### Assignment
Your answer should be the full set of entries, given again without alteration.

• • • •

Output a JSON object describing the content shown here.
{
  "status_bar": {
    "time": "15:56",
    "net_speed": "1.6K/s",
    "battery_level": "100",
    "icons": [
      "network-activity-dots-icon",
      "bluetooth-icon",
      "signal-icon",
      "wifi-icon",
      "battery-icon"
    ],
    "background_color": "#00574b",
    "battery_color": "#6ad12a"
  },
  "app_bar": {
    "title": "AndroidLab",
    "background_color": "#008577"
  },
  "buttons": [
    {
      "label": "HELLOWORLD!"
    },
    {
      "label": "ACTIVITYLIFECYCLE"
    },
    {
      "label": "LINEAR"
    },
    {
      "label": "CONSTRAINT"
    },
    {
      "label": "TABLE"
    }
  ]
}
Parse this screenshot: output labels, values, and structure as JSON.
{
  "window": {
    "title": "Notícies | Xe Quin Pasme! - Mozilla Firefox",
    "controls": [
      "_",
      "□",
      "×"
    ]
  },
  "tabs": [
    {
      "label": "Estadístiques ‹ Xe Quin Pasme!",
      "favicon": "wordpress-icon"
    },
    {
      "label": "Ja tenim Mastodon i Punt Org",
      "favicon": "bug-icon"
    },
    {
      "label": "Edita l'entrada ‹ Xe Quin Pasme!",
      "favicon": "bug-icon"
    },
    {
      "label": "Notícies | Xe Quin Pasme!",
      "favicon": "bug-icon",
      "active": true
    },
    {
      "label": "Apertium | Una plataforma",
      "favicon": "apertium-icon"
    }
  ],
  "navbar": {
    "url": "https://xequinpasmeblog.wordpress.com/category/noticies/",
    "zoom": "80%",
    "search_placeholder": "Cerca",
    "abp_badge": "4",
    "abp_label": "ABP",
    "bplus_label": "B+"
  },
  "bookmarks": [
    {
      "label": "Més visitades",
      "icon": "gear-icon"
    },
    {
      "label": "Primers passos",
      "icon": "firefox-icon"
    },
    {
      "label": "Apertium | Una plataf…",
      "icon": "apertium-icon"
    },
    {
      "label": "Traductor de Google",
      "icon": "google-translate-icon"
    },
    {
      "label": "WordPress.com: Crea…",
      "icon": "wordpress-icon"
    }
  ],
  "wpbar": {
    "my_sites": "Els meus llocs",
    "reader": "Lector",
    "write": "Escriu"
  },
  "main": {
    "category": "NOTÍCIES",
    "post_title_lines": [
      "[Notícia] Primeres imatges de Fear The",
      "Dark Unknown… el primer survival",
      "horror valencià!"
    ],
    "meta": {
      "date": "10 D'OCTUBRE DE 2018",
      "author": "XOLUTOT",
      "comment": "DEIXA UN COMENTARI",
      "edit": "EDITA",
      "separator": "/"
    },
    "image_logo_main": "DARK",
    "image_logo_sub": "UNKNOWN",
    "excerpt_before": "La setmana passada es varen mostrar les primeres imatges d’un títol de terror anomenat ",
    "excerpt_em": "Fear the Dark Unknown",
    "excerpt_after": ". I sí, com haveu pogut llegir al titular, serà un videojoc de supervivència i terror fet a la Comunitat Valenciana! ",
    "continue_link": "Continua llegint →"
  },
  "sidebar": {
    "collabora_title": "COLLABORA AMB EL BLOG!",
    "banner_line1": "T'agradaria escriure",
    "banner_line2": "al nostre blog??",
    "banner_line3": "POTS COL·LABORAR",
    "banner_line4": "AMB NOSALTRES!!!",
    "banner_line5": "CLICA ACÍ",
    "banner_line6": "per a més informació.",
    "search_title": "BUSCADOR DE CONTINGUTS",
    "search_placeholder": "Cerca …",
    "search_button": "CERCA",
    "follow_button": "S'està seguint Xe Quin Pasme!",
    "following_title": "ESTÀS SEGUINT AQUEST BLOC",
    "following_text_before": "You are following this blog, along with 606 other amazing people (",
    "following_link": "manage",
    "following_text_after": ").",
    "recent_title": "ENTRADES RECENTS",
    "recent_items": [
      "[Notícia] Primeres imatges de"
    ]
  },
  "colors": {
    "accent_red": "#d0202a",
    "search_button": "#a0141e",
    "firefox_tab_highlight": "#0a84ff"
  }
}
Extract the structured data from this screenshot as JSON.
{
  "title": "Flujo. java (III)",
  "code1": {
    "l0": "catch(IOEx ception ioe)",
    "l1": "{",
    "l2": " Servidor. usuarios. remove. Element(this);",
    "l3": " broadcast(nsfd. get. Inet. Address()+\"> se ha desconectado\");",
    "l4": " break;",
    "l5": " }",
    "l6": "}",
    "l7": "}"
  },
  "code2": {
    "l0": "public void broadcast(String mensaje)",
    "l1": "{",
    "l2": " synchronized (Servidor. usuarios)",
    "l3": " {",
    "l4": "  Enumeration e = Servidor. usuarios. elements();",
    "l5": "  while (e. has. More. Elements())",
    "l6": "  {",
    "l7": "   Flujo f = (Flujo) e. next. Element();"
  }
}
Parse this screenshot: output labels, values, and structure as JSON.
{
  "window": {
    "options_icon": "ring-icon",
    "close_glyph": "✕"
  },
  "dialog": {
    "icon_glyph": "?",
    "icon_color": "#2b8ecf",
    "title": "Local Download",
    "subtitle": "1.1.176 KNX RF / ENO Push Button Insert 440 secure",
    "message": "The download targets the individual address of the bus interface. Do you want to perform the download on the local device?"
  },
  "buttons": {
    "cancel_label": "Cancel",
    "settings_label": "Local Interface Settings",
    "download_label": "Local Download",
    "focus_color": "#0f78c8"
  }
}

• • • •

### Written response
Output a JSON object describing the content shown here.
{
  "status_bar": {
    "time": "15:56",
    "net_speed": "1.6K/s",
    "battery_level": "100",
    "icons": [
      "network-activity-dots-icon",
      "bluetooth-icon",
      "signal-icon",
      "wifi-icon",
      "battery-icon"
    ],
    "background_color": "#00574b",
    "battery_color": "#6ad12a"
  },
  "app_bar": {
    "title": "AndroidLab",
    "background_color": "#008577"
  },
  "buttons": [
    {
      "label": "HELLOWORLD!"
    },
    {
      "label": "ACTIVITYLIFECYCLE"
    },
    {
      "label": "LINEAR"
    },
    {
      "label": "CONSTRAINT"
    },
    {
      "label": "TABLE"
    }
  ]
}
Parse this screenshot: output labels, values, and structure as JSON.
{
  "window": {
    "title": "Notícies | Xe Quin Pasme! - Mozilla Firefox",
    "controls": [
      "_",
      "□",
      "×"
    ]
  },
  "tabs": [
    {
      "label": "Estadístiques ‹ Xe Quin Pasme!",
      "favicon": "wordpress-icon"
    },
    {
      "label": "Ja tenim Mastodon i Punt Org",
      "favicon": "bug-icon"
    },
    {
      "label": "Edita l'entrada ‹ Xe Quin Pasme!",
      "favicon": "bug-icon"
    },
    {
      "label": "Notícies | Xe Quin Pasme!",
      "favicon": "bug-icon",
      "active": true
    },
    {
      "label": "Apertium | Una plataforma",
      "favicon": "apertium-icon"
    }
  ],
  "navbar": {
    "url": "https://xequinpasmeblog.wordpress.com/category/noticies/",
    "zoom": "80%",
    "search_placeholder": "Cerca",
    "abp_badge": "4",
    "abp_label": "ABP",
    "bplus_label": "B+"
  },
  "bookmarks": [
    {
      "label": "Més visitades",
      "icon": "gear-icon"
    },
    {
      "label": "Primers passos",
      "icon": "firefox-icon"
    },
    {
      "label": "Apertium | Una plataf…",
      "icon": "apertium-icon"
    },
    {
      "label": "Traductor de Google",
      "icon": "google-translate-icon"
    },
    {
      "label": "WordPress.com: Crea…",
      "icon": "wordpress-icon"
    }
  ],
  "wpbar": {
    "my_sites": "Els meus llocs",
    "reader": "Lector",
    "write": "Escriu"
  },
  "main": {
    "category": "NOTÍCIES",
    "post_title_lines": [
      "[Notícia] Primeres imatges de Fear The",
      "Dark Unknown… el primer survival",
      "horror valencià!"
    ],
    "meta": {
      "date": "10 D'OCTUBRE DE 2018",
      "author": "XOLUTOT",
      "comment": "DEIXA UN COMENTARI",
      "edit": "EDITA",
      "separator": "/"
    },
    "image_logo_main": "DARK",
    "image_logo_sub": "UNKNOWN",
    "excerpt_before": "La setmana passada es varen mostrar les primeres imatges d’un títol de terror anomenat ",
    "excerpt_em": "Fear the Dark Unknown",
    "excerpt_after": ". I sí, com haveu pogut llegir al titular, serà un videojoc de supervivència i terror fet a la Comunitat Valenciana! ",
    "continue_link": "Continua llegint →"
  },
  "sidebar": {
    "collabora_title": "COLLABORA AMB EL BLOG!",
    "banner_line1": "T'agradaria escriure",
    "banner_line2": "al nostre blog??",
    "banner_line3": "POTS COL·LABORAR",
    "banner_line4": "AMB NOSALTRES!!!",
    "banner_line5": "CLICA ACÍ",
    "banner_line6": "per a més informació.",
    "search_title": "BUSCADOR DE CONTINGUTS",
    "search_placeholder": "Cerca …",
    "search_button": "CERCA",
    "follow_button": "S'està seguint Xe Quin Pasme!",
    "following_title": "ESTÀS SEGUINT AQUEST BLOC",
    "following_text_before": "You are following this blog, along with 606 other amazing people (",
    "following_link": "manage",
    "following_text_after": ").",
    "recent_title": "ENTRADES RECENTS",
    "recent_items": [
      "[Notícia] Primeres imatges de"
    ]
  },
  "colors": {
    "accent_red": "#d0202a",
    "search_button": "#a0141e",
    "firefox_tab_highlight": "#0a84ff"
  }
}
Extract the structured data from this screenshot as JSON.
{
  "title": "Flujo. java (III)",
  "code1": {
    "l0": "catch(IOEx ception ioe)",
    "l1": "{",
    "l2": " Servidor. usuarios. remove. Element(this);",
    "l3": " broadcast(nsfd. get. Inet. Address()+\"> se ha desconectado\");",
    "l4": " break;",
    "l5": " }",
    "l6": "}",
    "l7": "}"
  },
  "code2": {
    "l0": "public void broadcast(String mensaje)",
    "l1": "{",
    "l2": " synchronized (Servidor. usuarios)",
    "l3": " {",
    "l4": "  Enumeration e = Servidor. usuarios. elements();",
    "l5": "  while (e. has. More. Elements())",
    "l6": "  {",
    "l7": "   Flujo f = (Flujo) e. next. Element();"
  }
}
Parse this screenshot: output labels, values, and structure as JSON.
{
  "window": {
    "options_icon": "ring-icon",
    "close_glyph": "✕"
  },
  "dialog": {
    "icon_glyph": "?",
    "icon_color": "#2b8ecf",
    "title": "Local Download",
    "subtitle": "1.1.176 KNX RF / ENO Push Button Insert 440 secure",
    "message": "The download targets the individual address of the bus interface. Do you want to perform the download on the local device?"
  },
  "buttons": {
    "cancel_label": "Cancel",
    "settings_label": "Local Interface Settings",
    "download_label": "Local Download",
    "focus_color": "#0f78c8"
  }
}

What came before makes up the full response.